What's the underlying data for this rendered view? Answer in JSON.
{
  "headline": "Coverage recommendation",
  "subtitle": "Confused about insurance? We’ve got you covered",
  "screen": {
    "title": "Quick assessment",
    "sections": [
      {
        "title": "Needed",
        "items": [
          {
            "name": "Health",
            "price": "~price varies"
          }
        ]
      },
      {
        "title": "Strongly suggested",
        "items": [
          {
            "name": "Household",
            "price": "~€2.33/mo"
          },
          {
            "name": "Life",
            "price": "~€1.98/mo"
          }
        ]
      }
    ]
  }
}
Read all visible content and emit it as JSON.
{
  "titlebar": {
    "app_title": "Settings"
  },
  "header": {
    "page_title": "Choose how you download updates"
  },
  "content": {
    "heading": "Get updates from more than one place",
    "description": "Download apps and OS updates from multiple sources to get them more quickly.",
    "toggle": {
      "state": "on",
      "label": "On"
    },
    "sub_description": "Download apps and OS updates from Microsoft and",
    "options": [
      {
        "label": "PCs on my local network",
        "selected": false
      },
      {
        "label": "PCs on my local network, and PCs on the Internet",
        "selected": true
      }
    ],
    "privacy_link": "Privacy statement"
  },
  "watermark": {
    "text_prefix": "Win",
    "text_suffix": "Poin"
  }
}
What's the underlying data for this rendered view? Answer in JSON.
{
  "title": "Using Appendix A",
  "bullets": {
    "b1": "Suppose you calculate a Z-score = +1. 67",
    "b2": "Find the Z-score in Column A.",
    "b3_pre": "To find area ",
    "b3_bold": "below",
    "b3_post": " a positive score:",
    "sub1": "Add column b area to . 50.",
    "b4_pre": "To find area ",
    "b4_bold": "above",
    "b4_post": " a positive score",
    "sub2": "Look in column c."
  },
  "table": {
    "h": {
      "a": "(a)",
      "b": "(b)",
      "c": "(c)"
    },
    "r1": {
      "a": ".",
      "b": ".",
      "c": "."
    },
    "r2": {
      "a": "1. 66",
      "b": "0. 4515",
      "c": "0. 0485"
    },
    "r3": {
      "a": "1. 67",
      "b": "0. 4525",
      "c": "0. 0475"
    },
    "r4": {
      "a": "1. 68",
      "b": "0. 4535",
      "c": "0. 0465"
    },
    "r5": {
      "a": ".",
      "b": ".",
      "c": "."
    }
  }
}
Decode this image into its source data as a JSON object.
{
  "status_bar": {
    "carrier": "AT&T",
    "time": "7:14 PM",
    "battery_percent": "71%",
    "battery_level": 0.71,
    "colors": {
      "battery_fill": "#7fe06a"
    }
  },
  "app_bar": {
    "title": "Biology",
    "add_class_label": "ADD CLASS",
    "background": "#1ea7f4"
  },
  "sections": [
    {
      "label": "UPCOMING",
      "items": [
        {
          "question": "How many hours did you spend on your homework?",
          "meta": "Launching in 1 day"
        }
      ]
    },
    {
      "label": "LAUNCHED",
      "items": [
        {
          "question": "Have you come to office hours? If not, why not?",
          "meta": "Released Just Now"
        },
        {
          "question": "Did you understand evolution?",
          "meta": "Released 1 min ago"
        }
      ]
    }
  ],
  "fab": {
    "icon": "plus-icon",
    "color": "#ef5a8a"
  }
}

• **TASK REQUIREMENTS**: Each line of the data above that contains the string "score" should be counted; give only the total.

• **ANSWER TO THE EXERCISE**: 4